Holiday lockdown? Yes for workers facing burnout
With the holidays fast approaching, workers who are experiencing burnout would rather welcome another lockdown during the season if it means getting some respite from work, a new survey in the UK showed.
More than half of respondents polled by Hack Future Lab said they prefer to be placed under a two-week "festive lockdown" to get a chance to recover from the pressures of their job, while 73% said they have reached a "breaking point".
Three in four workers, on average, also said they have been experiencing burnout since July, around the time the majority of respondents had been ordered to return to the worksite. Overall, the top causes of burnout cited by the workers included:
• Having a demanding workload
• Seeing an increase in absenteeism among colleagues
• Struggling to adjust to old norms of working onsite amid the pandemic

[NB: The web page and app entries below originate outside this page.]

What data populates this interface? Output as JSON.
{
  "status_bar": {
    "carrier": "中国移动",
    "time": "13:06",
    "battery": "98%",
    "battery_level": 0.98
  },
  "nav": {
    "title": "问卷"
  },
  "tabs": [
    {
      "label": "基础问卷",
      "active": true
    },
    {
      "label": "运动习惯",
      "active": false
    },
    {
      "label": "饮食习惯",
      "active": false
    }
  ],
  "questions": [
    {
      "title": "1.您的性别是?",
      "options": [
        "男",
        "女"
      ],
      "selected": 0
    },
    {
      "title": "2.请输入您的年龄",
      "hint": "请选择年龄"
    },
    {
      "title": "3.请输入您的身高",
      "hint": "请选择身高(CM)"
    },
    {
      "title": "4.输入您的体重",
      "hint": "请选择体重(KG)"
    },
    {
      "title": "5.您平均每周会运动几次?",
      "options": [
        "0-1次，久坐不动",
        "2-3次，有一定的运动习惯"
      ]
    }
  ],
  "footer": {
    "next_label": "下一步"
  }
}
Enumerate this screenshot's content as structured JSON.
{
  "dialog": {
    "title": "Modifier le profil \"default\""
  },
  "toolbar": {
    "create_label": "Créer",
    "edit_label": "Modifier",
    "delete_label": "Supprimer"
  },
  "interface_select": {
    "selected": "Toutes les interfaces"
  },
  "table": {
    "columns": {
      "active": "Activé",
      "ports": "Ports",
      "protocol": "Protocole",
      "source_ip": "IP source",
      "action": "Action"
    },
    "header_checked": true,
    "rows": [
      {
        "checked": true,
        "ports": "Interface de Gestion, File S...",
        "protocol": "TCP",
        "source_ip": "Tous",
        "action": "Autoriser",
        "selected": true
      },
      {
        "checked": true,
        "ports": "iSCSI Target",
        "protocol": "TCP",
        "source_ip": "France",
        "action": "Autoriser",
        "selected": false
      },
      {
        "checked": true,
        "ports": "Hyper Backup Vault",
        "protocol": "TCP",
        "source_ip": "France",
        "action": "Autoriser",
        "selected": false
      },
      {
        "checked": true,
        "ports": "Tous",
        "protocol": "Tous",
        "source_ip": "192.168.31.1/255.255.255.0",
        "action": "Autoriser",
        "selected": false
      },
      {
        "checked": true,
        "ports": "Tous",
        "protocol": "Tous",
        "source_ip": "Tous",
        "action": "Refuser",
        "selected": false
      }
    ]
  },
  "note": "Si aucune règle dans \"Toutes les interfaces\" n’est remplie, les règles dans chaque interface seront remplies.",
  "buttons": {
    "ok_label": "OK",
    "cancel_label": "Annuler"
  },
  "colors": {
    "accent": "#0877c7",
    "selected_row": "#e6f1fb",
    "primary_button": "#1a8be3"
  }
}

All of the 2,100 respondents to the study have been called back to the workplace, yet over half are now looking forward to staying home should another lockdown be declared. They believe the holiday restrictions would give them an opportunity to break away from work and deal with their feelings of stress and anxiety, as well as the uncertainty that has only intensified post-lockdown, Hack Future Lab found.
This trend is called "returnism," or the mental and emotional toll of having been ordered to return to the workplace after more than a year of being in lockdown.
"For a considerable number of people, readjusting to a workplace environment and the nine-to-five has not been easy," said Terence Mauri, CEO of Hack Future Lab.
Mauri pointed to growing employer demands, along with rampant absenteeism among workers, as hurdles to their return to the workplace. These, in effect, are "placing a great strain on many employees," the CEO said.
"It is perhaps unsurprising, then, that of the 2,100 individuals we interviewed across the UK, 73% described themselves as being at 'breaking point' and that 53% would wholly welcome a winter lockdown to recharge their batteries and protect their mental health," Mauri said.
The findings are a "worrying reflection of the times," and should compel government and business leaders to look after the welfare of workers "before it is too late," the CEO said.